Tropical Style

How to Slim Winterberry Holly

Unlike many hollies, winterberry (Ilex verticillata) is a deciduous shrub that produces plenty of red berries through winter, although its foliage is gone. Grown in U.S. Department of Agriculture plant hardiness 3 through 9, winterberry reacts well to a good trimming annually in late winter or early spring. At pruning time, you should remove approximately one-third of its branches, which grow from the ground rather than from a back, to maintain its shape and size under control and to encourage fresh, new growth that will subsequently create the berries.

Stand back about 10 to 15 feet and then inspect the holly. Search for branches that stick out and are not uniform with the other branches. Cut the side sections off to the ground with a sharp pair of pruning shears.

Search for stems that crisscross or rub up against each other; those branches can lead to injury to one another punctually. Cut off among those branches to the ground with your shears.

Examine your winterberry to look for branches that are dead, weak and spindly. Cut them to the ground. Then look for crowded places, which are unsightly and limit sunlight exposure to the center of the shrub. Thin these crowded areas by cutting a few of the branches to the ground.

Remove branches that are heavier than one inch in diameter; those are your oldest stems and will not create as much new growth as your latest stems.

Stand back 10 to 15 feet again, then prune branches across the bush so the winterberry holly still maintains a uniform appearance.
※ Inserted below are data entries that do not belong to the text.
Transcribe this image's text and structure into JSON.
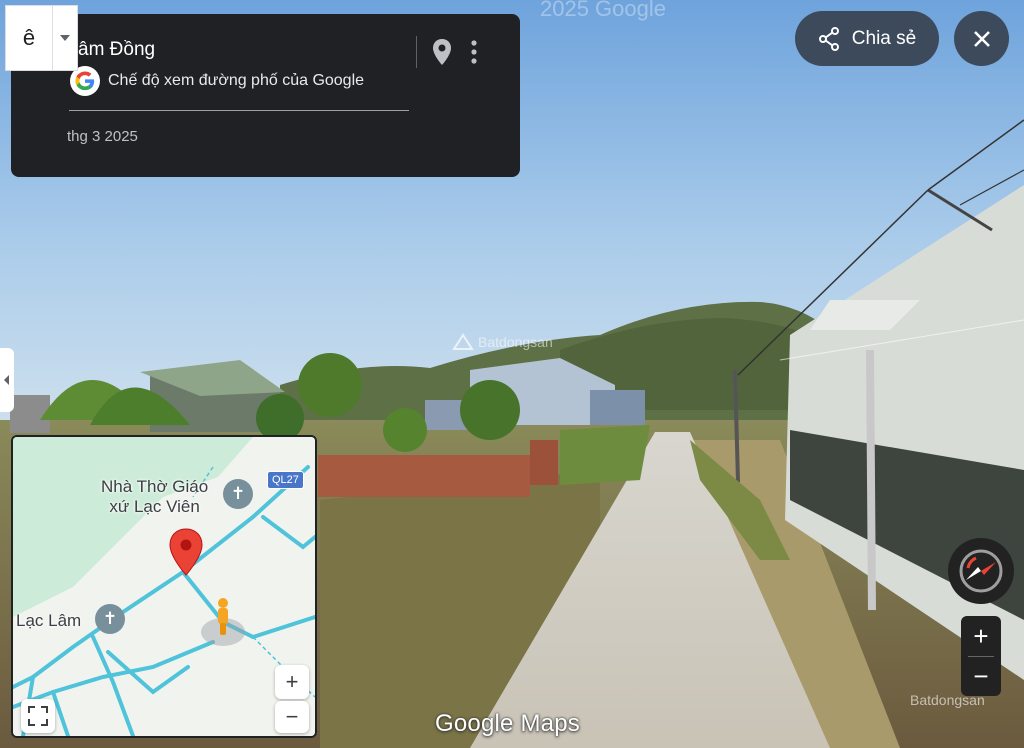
{
  "info_card": {
    "title": "âm Đồng",
    "subtitle": "Chế độ xem đường phố của Google",
    "date": "thg 3 2025"
  },
  "lang_dropdown": {
    "value": "ê"
  },
  "share_button": {
    "label": "Chia sẻ"
  },
  "minimap": {
    "labels": {
      "church1_line1": "Nhà Thờ Giáo",
      "church1_line2": "xứ Lạc Viên",
      "church2": "Lạc Lâm",
      "road_shield": "QL27"
    },
    "zoom_in": "+",
    "zoom_out": "−"
  },
  "zoom": {
    "in": "+",
    "out": "−"
  },
  "footer": {
    "logo_text": "Google Maps"
  },
  "watermarks": {
    "top": "2025 Google",
    "mid": "Batdongsan",
    "bottom_right": "Batdongsan"
  },
  "colors": {
    "panel_bg": "#202124",
    "button_bg": "#3c4a5c",
    "map_road": "#4fc3d9",
    "map_pin": "#ea4335",
    "pegman": "#f4a623"
  },
  "icons": {
    "pin": "location-pin-icon",
    "more": "more-vert-icon",
    "share": "share-icon",
    "close": "close-icon",
    "compass": "compass-icon",
    "fullscreen": "fullscreen-icon"
  }
}
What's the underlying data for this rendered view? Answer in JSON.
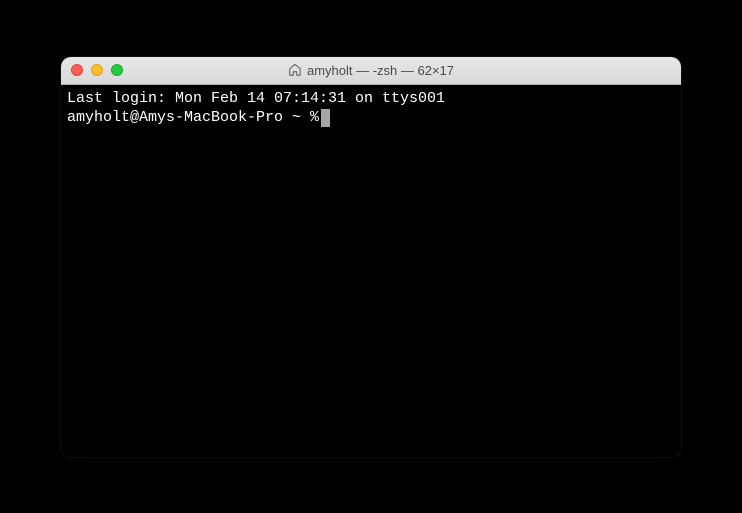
{
  "window": {
    "title": "amyholt — -zsh — 62×17"
  },
  "terminal": {
    "last_login_line": "Last login: Mon Feb 14 07:14:31 on ttys001",
    "prompt": "amyholt@Amys-MacBook-Pro ~ % "
  }
}
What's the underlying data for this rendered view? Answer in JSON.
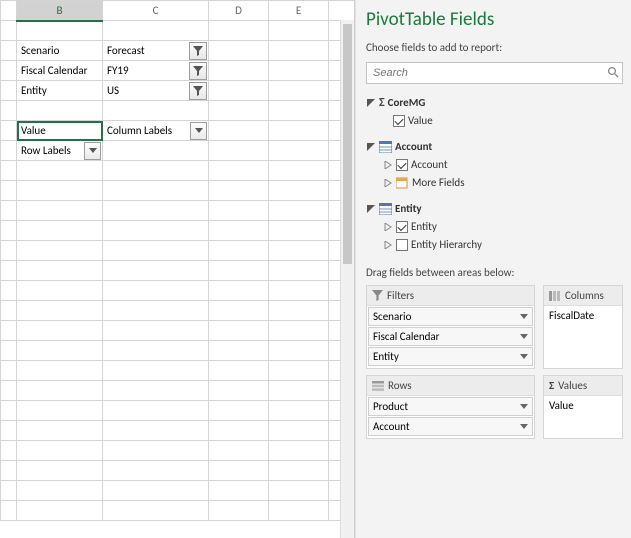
{
  "sheet": {
    "columns": [
      "B",
      "C",
      "D",
      "E"
    ],
    "selected_column": "B",
    "filters": {
      "scenario": {
        "label": "Scenario",
        "value": "Forecast"
      },
      "fiscal": {
        "label": "Fiscal Calendar",
        "value": "FY19"
      },
      "entity": {
        "label": "Entity",
        "value": "US"
      }
    },
    "pivot_headers": {
      "value": "Value",
      "column_labels": "Column Labels",
      "row_labels": "Row Labels"
    }
  },
  "panel": {
    "title": "PivotTable Fields",
    "subtitle": "Choose fields to add to report:",
    "search_placeholder": "Search",
    "tree": {
      "coremg": {
        "label": "CoreMG",
        "value_label": "Value",
        "value_checked": true
      },
      "account": {
        "label": "Account",
        "field_label": "Account",
        "field_checked": true,
        "more_fields": "More Fields"
      },
      "entity": {
        "label": "Entity",
        "field_label": "Entity",
        "field_checked": true,
        "hierarchy_label": "Entity Hierarchy",
        "hierarchy_checked": false
      }
    },
    "drag_hint": "Drag fields between areas below:",
    "areas": {
      "filters": {
        "title": "Filters",
        "items": [
          "Scenario",
          "Fiscal Calendar",
          "Entity"
        ]
      },
      "columns": {
        "title": "Columns",
        "items": [
          "FiscalDate"
        ]
      },
      "rows": {
        "title": "Rows",
        "items": [
          "Product",
          "Account"
        ]
      },
      "values": {
        "title": "Values",
        "items": [
          "Value"
        ]
      }
    }
  }
}
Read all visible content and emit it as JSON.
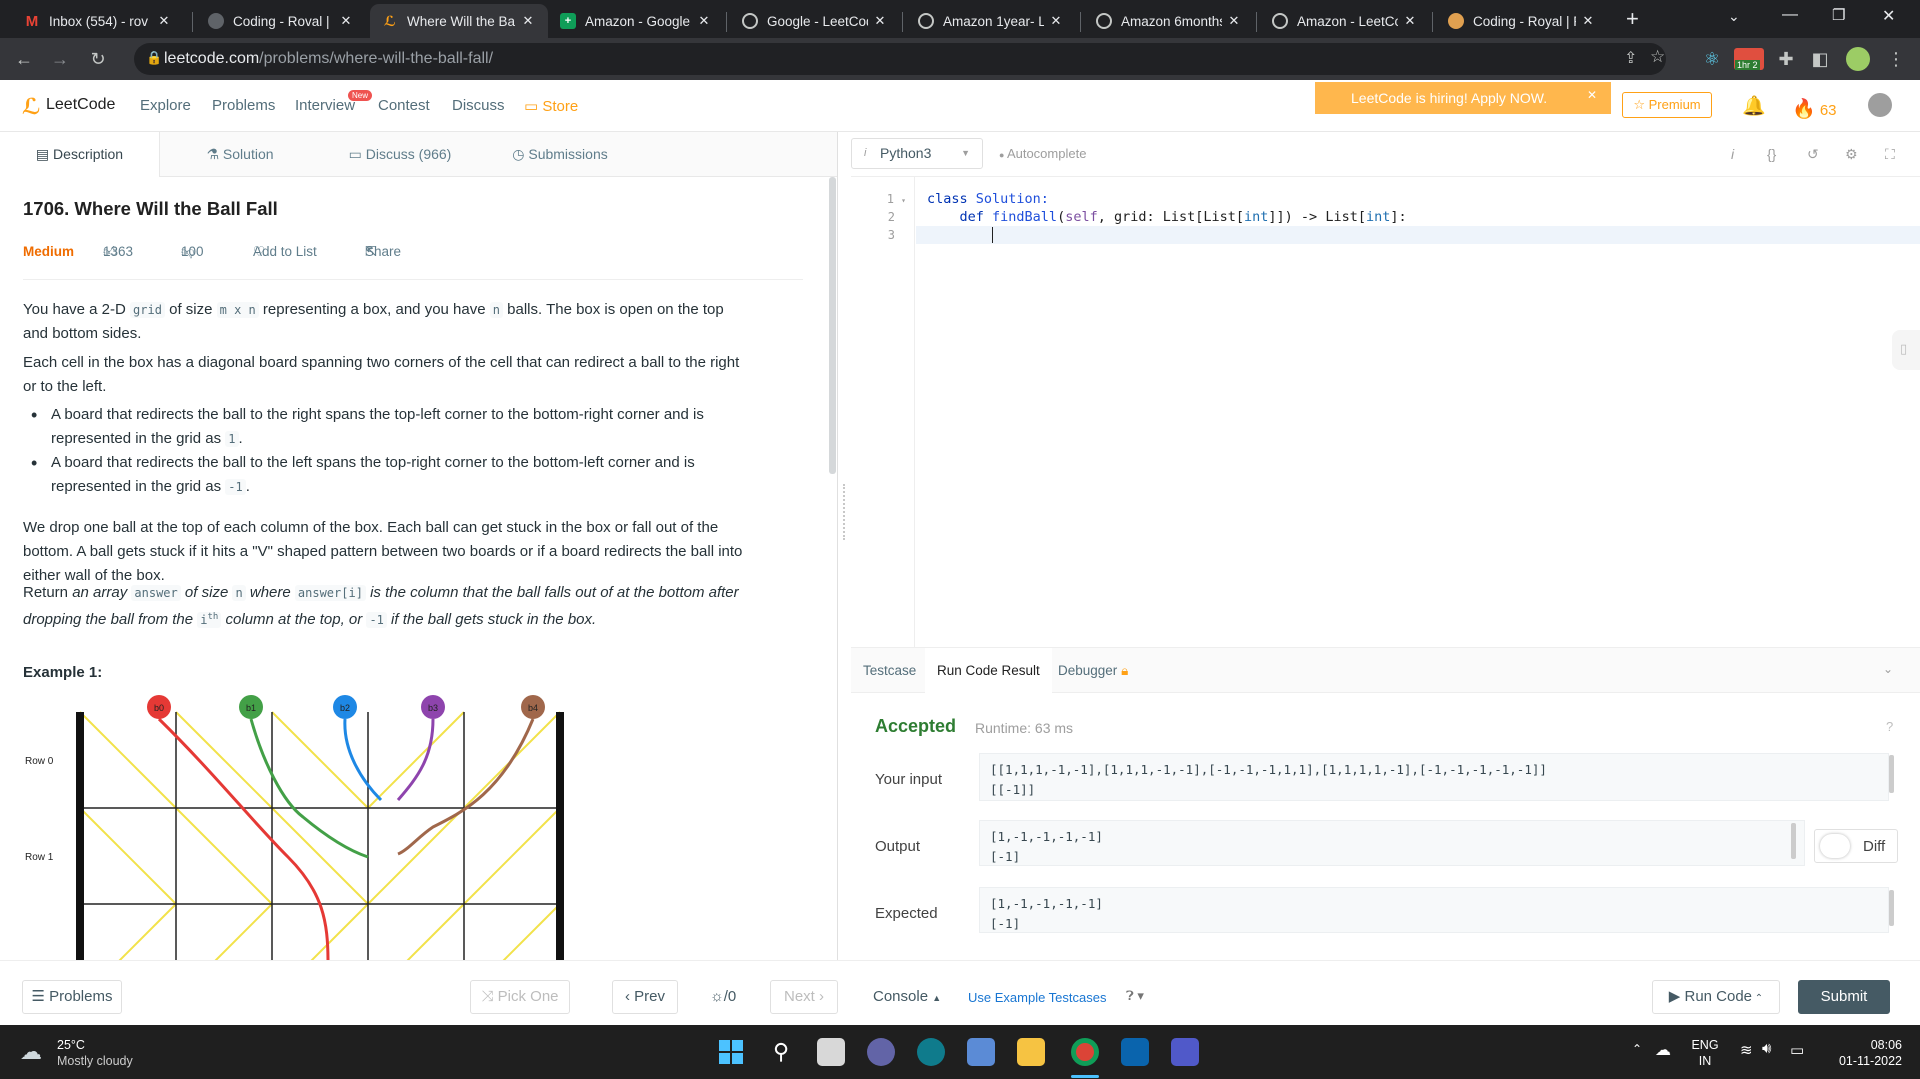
{
  "browser": {
    "tabs": [
      {
        "title": "Inbox (554) - rov",
        "icon": "gmail-icon",
        "color": "#ea4335"
      },
      {
        "title": "Coding - Roval | H",
        "icon": "avatar-icon",
        "color": "#5f6368"
      },
      {
        "title": "Where Will the Ba",
        "icon": "leetcode-icon",
        "color": "#ffa116"
      },
      {
        "title": "Amazon - Google",
        "icon": "sheets-icon",
        "color": "#0f9d58"
      },
      {
        "title": "Google - LeetCod",
        "icon": "github-icon",
        "color": "#9aa0a6"
      },
      {
        "title": "Amazon 1year- L",
        "icon": "github-icon",
        "color": "#9aa0a6"
      },
      {
        "title": "Amazon 6months",
        "icon": "github-icon",
        "color": "#9aa0a6"
      },
      {
        "title": "Amazon - LeetCo",
        "icon": "github-icon",
        "color": "#9aa0a6"
      },
      {
        "title": "Coding - Royal | F",
        "icon": "avatar-icon",
        "color": "#e0a050"
      }
    ],
    "url_host": "leetcode.com",
    "url_path": "/problems/where-will-the-ball-fall/",
    "ext_badge": "1hr 2"
  },
  "nav": {
    "logo": "LeetCode",
    "links": [
      "Explore",
      "Problems",
      "Interview",
      "Contest",
      "Discuss"
    ],
    "new_badge": "New",
    "store": "Store",
    "hiring": "LeetCode is hiring! Apply NOW.",
    "premium": "Premium",
    "streak": "63"
  },
  "desc_tabs": [
    "Description",
    "Solution",
    "Discuss (966)",
    "Submissions"
  ],
  "problem": {
    "title": "1706. Where Will the Ball Fall",
    "difficulty": "Medium",
    "likes": "1363",
    "dislikes": "100",
    "add_to_list": "Add to List",
    "share": "Share",
    "p1a": "You have a 2-D ",
    "p1b": "grid",
    "p1c": " of size ",
    "p1d": "m x n",
    "p1e": " representing a box, and you have ",
    "p1f": "n",
    "p1g": " balls. The box is open on the top",
    "p1h": "and bottom sides.",
    "p2a": "Each cell in the box has a diagonal board spanning two corners of the cell that can redirect a ball to the right",
    "p2b": "or to the left.",
    "b1a": "A board that redirects the ball to the right spans the top-left corner to the bottom-right corner and is",
    "b1b": "represented in the grid as ",
    "b1c": "1",
    "b2a": "A board that redirects the ball to the left spans the top-right corner to the bottom-left corner and is",
    "b2b": "represented in the grid as ",
    "b2c": "-1",
    "p3a": "We drop one ball at the top of each column of the box. Each ball can get stuck in the box or fall out of the",
    "p3b": "bottom. A ball gets stuck if it hits a \"V\" shaped pattern between two boards or if a board redirects the ball into",
    "p3c": "either wall of the box.",
    "p4a": "Return ",
    "p4b": "an array ",
    "p4c": "answer",
    "p4d": " of size ",
    "p4e": "n",
    "p4f": " where ",
    "p4g": "answer[i]",
    "p4h": " is the column that the ball falls out of at the bottom after",
    "p4i": "dropping the ball from the ",
    "p4j": "i",
    "p4k": "th",
    "p4l": " column at the top, or ",
    "p4m": "-1",
    "p4n": " if the ball gets stuck in the box.",
    "example_title": "Example 1:",
    "balls": [
      "b0",
      "b1",
      "b2",
      "b3",
      "b4"
    ],
    "ball_colors": [
      "#e53935",
      "#43a047",
      "#1e88e5",
      "#8e44ad",
      "#a0674b"
    ],
    "rows": [
      "Row 0",
      "Row 1"
    ]
  },
  "editor": {
    "language": "Python3",
    "autocomplete": "Autocomplete",
    "line_numbers": [
      "1",
      "2",
      "3"
    ],
    "code_l1_kw": "class",
    "code_l1_name": " Solution:",
    "code_l2_indent": "    ",
    "code_l2_def": "def",
    "code_l2_fn": " findBall",
    "code_l2_open": "(",
    "code_l2_self": "self",
    "code_l2_mid": ", grid: List[List[",
    "code_l2_int1": "int",
    "code_l2_mid2": "]]) -> List[",
    "code_l2_int2": "int",
    "code_l2_end": "]:"
  },
  "result_tabs": [
    "Testcase",
    "Run Code Result",
    "Debugger"
  ],
  "result": {
    "status": "Accepted",
    "runtime": "Runtime: 63 ms",
    "input_label": "Your input",
    "input_l1": "[[1,1,1,-1,-1],[1,1,1,-1,-1],[-1,-1,-1,1,1],[1,1,1,1,-1],[-1,-1,-1,-1,-1]]",
    "input_l2": "[[-1]]",
    "output_label": "Output",
    "output_l1": "[1,-1,-1,-1,-1]",
    "output_l2": "[-1]",
    "expected_label": "Expected",
    "expected_l1": "[1,-1,-1,-1,-1]",
    "expected_l2": "[-1]",
    "diff": "Diff"
  },
  "bottom": {
    "problems": "Problems",
    "pick_one": "Pick One",
    "prev": "Prev",
    "counter": "/0",
    "next": "Next",
    "console": "Console",
    "use_example": "Use Example Testcases",
    "run_code": "Run Code",
    "submit": "Submit"
  },
  "taskbar": {
    "temp": "25°C",
    "weather": "Mostly cloudy",
    "lang1": "ENG",
    "lang2": "IN",
    "time": "08:06",
    "date": "01-11-2022"
  }
}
Remember that in all, you shouldn’t remove more than one-third of all the branches at pruning time.

See related